||Published: 7/08/2012 8:30 pm
Firefighters are working all across the state to contain wildfires sparked by lightning from this weekend's storms.
Despite some rain received, the Arkansas Forestry Commission says the drought is continuing to cause extreme fire conditions.
One of the largest lightning caused fires still burning Sunday night started around 2 o'clock in the afternoon. Firefighters say rain from the storm kept the fire from spreading much more than 100-120 acres.
Flames turned what used to be acres of thick forest into ash. Smoke mixed in with the storm clouds reduced visibility off Highway 124 near Cleveland in Conway County.
Chief David Hull with the Cleveland Fire Department says with the recent hot and dry conditions, the ground, trees, and brush burn easily.
Local volunteer fire departments get assistance from the Arkansas Forestry Commission to contain the flames. Crews plowed lines around the fire to keep it from spreading. Chief Hull says they're thankful for the rain. "If it wasn't for the rain we would probably still be fighting fire right now."
Luckily, no homes were threatened, but lightning can strike anywhere. With more storms on the way, Hull says the fire danger level is still extreme. "Hopefully we'll get more rain and if the lightning does strike the ground, hopefully it will be wet enough and won't cause this problem again."

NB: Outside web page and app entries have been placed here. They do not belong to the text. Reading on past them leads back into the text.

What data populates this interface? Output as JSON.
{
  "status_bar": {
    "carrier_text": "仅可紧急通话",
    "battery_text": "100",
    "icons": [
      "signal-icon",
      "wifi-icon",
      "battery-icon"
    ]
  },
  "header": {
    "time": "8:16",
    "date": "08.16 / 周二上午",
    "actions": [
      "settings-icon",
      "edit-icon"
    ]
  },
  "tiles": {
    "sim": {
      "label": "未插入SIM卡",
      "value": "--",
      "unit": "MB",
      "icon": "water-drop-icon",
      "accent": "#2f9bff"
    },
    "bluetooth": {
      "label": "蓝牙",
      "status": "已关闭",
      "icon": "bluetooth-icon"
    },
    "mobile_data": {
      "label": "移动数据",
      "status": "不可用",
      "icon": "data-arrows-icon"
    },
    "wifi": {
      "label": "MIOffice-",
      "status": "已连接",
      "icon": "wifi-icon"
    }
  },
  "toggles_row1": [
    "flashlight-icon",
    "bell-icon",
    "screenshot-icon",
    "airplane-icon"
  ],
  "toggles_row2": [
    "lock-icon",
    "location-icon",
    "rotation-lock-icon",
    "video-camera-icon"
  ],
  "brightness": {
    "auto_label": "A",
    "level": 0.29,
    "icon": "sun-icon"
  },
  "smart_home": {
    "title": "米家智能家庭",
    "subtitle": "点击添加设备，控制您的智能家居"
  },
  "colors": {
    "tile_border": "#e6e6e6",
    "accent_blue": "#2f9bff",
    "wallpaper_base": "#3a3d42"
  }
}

This isn't the only wildfire crews are fighting. The Conway County Office of Emergency Management says several fires all started by lightning are stretching crews thin. They say it's a sign just one light rain can't quench the thirst of the dry forest fuels.
Firefighters will be out all night mopping up the hot spots on the Conway County fire, keeping their fingers crossed for more rain and less lightning.
The Arkansas Forestry Commission reports its crews fought at least eight fires Sunday in Cleburne, Boone, Newton and Pope Counties, along with Hot Spring, Sharp, and the one in Conway County. The AFC says lightning caused at least three or four of those fires.